====== Entries provided

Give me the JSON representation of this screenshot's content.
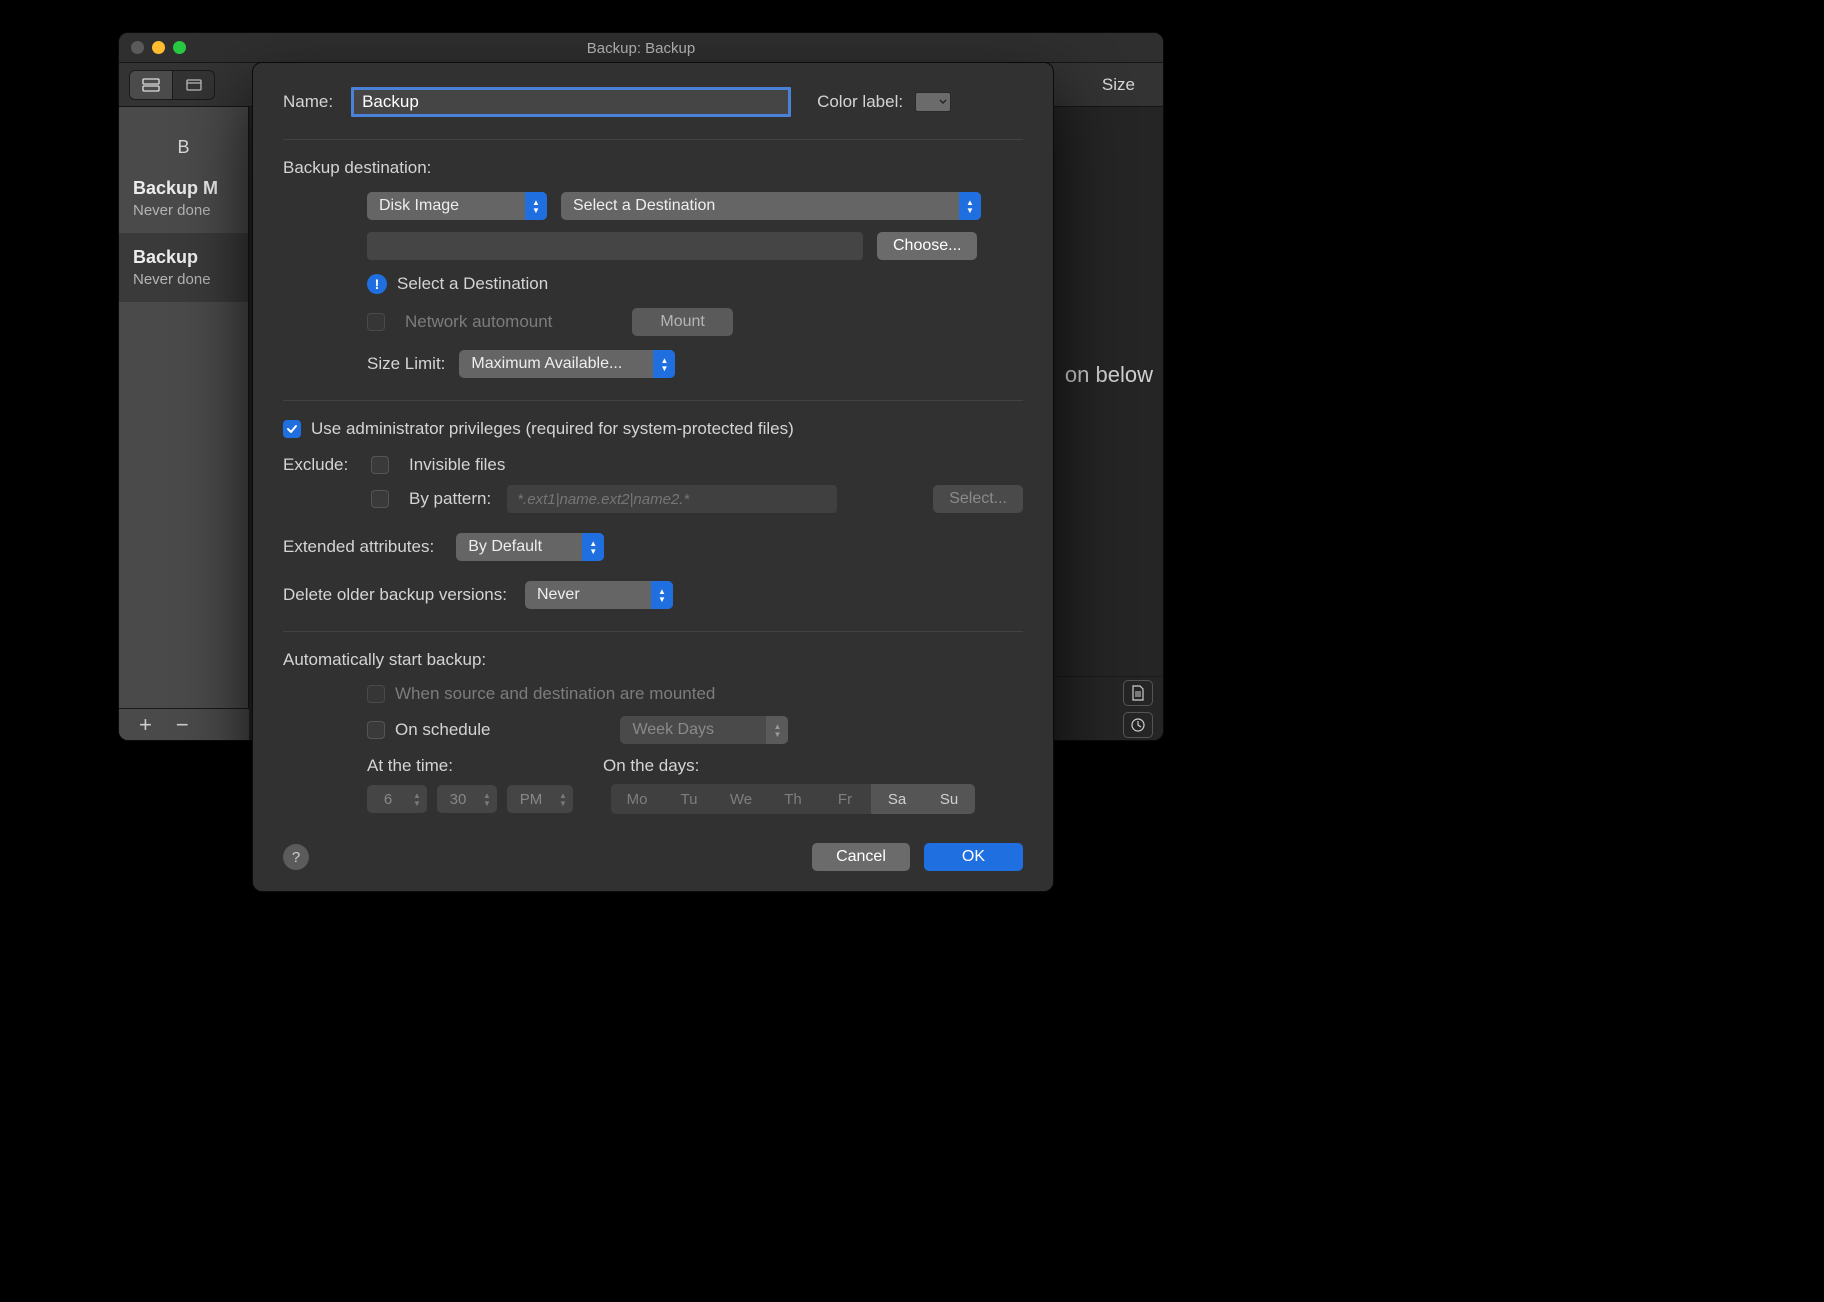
{
  "main_window": {
    "title": "Backup: Backup",
    "size_header": "Size",
    "side_header_letter": "B",
    "sidebar": [
      {
        "title": "Backup M",
        "subtitle": "Never done"
      },
      {
        "title": "Backup",
        "subtitle": "Never done"
      }
    ],
    "content_peek": "on below",
    "footer_plus": "+",
    "footer_minus": "−"
  },
  "dialog": {
    "name_label": "Name:",
    "name_value": "Backup",
    "color_label": "Color label:",
    "dest_section": "Backup destination:",
    "dest_type": "Disk Image",
    "dest_target": "Select a Destination",
    "choose": "Choose...",
    "dest_info": "Select a Destination",
    "net_automount": "Network automount",
    "mount": "Mount",
    "size_limit_label": "Size Limit:",
    "size_limit_value": "Maximum Available...",
    "admin_priv": "Use administrator privileges (required for system-protected files)",
    "exclude_label": "Exclude:",
    "exclude_invisible": "Invisible files",
    "exclude_by_pattern": "By pattern:",
    "pattern_placeholder": "*.ext1|name.ext2|name2.*",
    "select_btn": "Select...",
    "ext_attr_label": "Extended attributes:",
    "ext_attr_value": "By Default",
    "del_older_label": "Delete older backup versions:",
    "del_older_value": "Never",
    "auto_section": "Automatically start backup:",
    "auto_when_mounted": "When source and destination are mounted",
    "auto_on_schedule": "On schedule",
    "schedule_select": "Week Days",
    "at_time_label": "At the time:",
    "on_days_label": "On the days:",
    "time_hour": "6",
    "time_min": "30",
    "time_ampm": "PM",
    "days": [
      "Mo",
      "Tu",
      "We",
      "Th",
      "Fr",
      "Sa",
      "Su"
    ],
    "help": "?",
    "cancel": "Cancel",
    "ok": "OK"
  }
}
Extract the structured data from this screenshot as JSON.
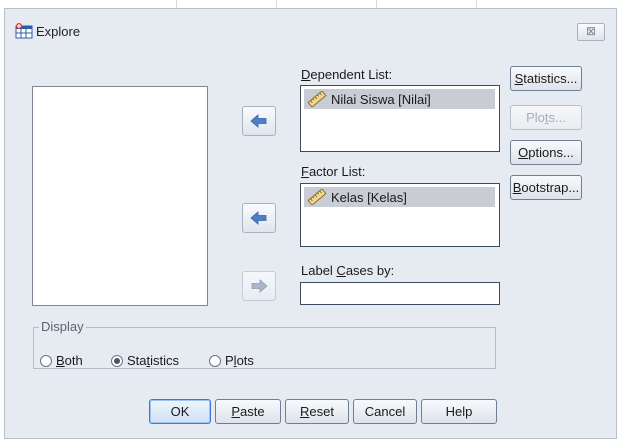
{
  "window": {
    "title": "Explore",
    "close_glyph": "⊠"
  },
  "labels": {
    "dependent_list": [
      "D",
      "ependent List:"
    ],
    "factor_list": [
      "F",
      "actor List:"
    ],
    "label_cases": [
      "Label ",
      "C",
      "ases by:"
    ]
  },
  "dependent_list": {
    "items": [
      "Nilai Siswa [Nilai]"
    ]
  },
  "factor_list": {
    "items": [
      "Kelas [Kelas]"
    ]
  },
  "label_cases_value": "",
  "side_buttons": {
    "statistics": [
      "S",
      "tatistics..."
    ],
    "plots": [
      "Plo",
      "t",
      "s..."
    ],
    "options": [
      "O",
      "ptions..."
    ],
    "bootstrap": [
      "B",
      "ootstrap..."
    ]
  },
  "display": {
    "legend": "Display",
    "both": [
      "B",
      "oth"
    ],
    "statistics": [
      "Sta",
      "t",
      "istics"
    ],
    "plots": [
      "P",
      "l",
      "ots"
    ],
    "selected": "statistics"
  },
  "bottom_buttons": {
    "ok": "OK",
    "paste": [
      "P",
      "aste"
    ],
    "reset": [
      "R",
      "eset"
    ],
    "cancel": "Cancel",
    "help": "Help"
  },
  "icons": {
    "app": "table-explore-icon",
    "variable": "ruler-scale-icon",
    "move_arrow": "arrow-left-icon",
    "move_arrow_disabled": "arrow-right-icon"
  },
  "colors": {
    "dialog_bg": "#e6eaf1",
    "selection": "#c9ccd2",
    "default_button_border": "#3b7ad8",
    "arrow_blue": "#4f7fc7"
  }
}
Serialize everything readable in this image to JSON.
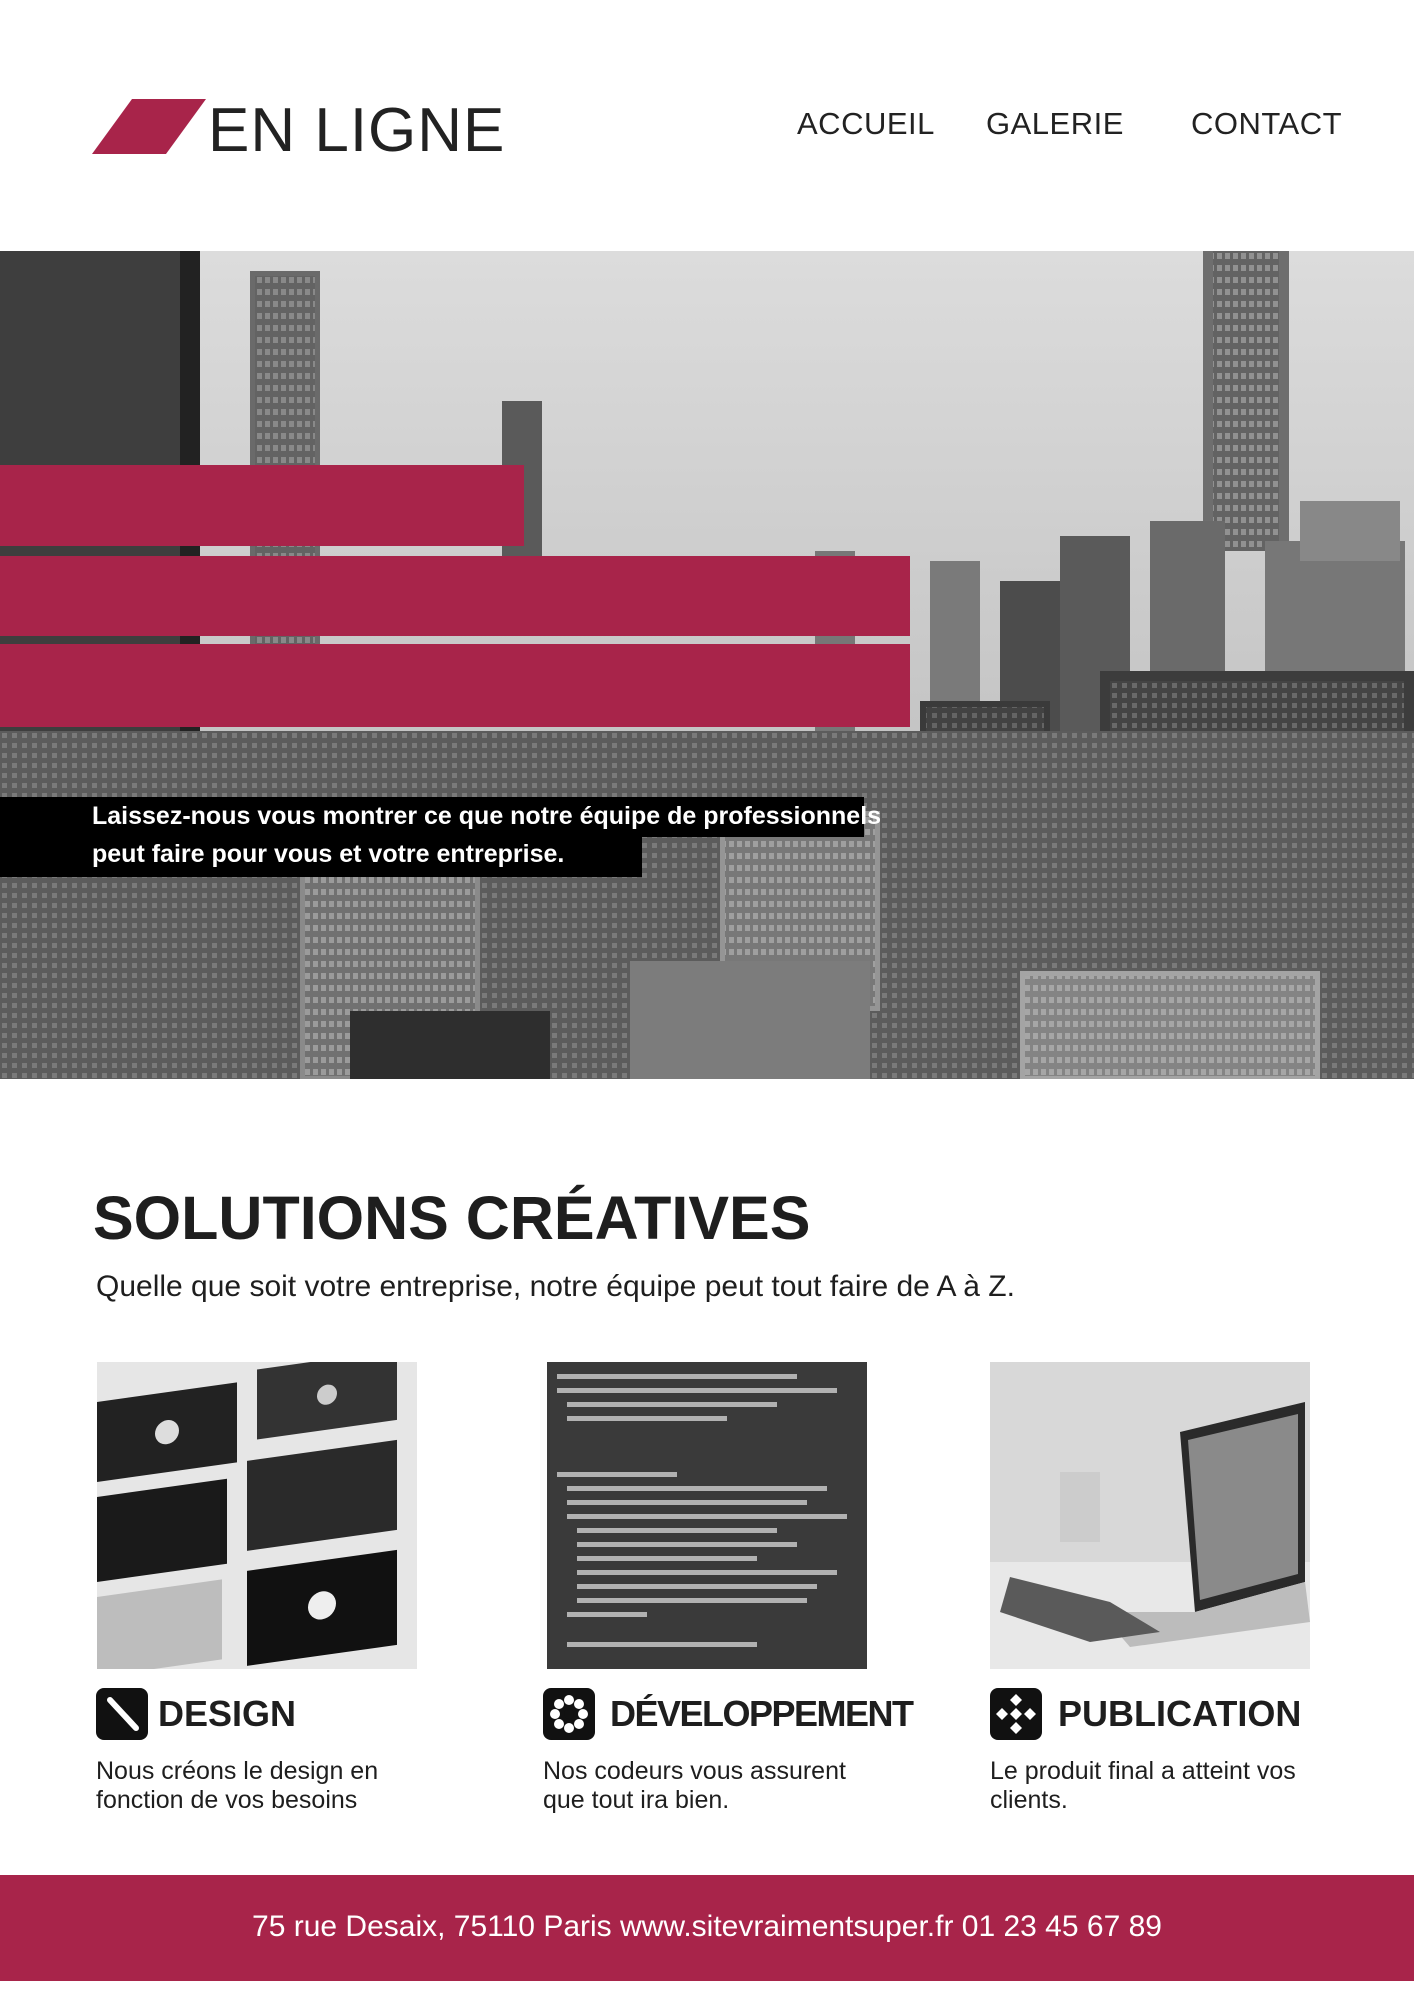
{
  "header": {
    "logo_text": "EN LIGNE",
    "nav": [
      "ACCUEIL",
      "GALERIE",
      "CONTACT"
    ]
  },
  "hero": {
    "tagline": "Laissez-nous vous montrer ce que notre équipe de professionnels peut faire pour vous et votre entreprise."
  },
  "section": {
    "title": "SOLUTIONS CRÉATIVES",
    "subtitle": "Quelle que soit votre entreprise, notre équipe peut tout faire de A à Z."
  },
  "cards": [
    {
      "title": "DESIGN",
      "text": "Nous créons le design en fonction de vos besoins",
      "icon": "pen-icon"
    },
    {
      "title": "DÉVELOPPEMENT",
      "text": "Nos codeurs vous assurent que tout ira bien.",
      "icon": "gear-icon"
    },
    {
      "title": "PUBLICATION",
      "text": "Le produit final a atteint vos clients.",
      "icon": "diamond-grid-icon"
    }
  ],
  "footer": {
    "text": "75 rue Desaix, 75110 Paris www.sitevraimentsuper.fr 01 23 45 67 89"
  },
  "colors": {
    "accent": "#a8244a",
    "text": "#1e1e1e"
  }
}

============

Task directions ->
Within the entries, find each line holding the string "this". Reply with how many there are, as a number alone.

Solved problem ->
3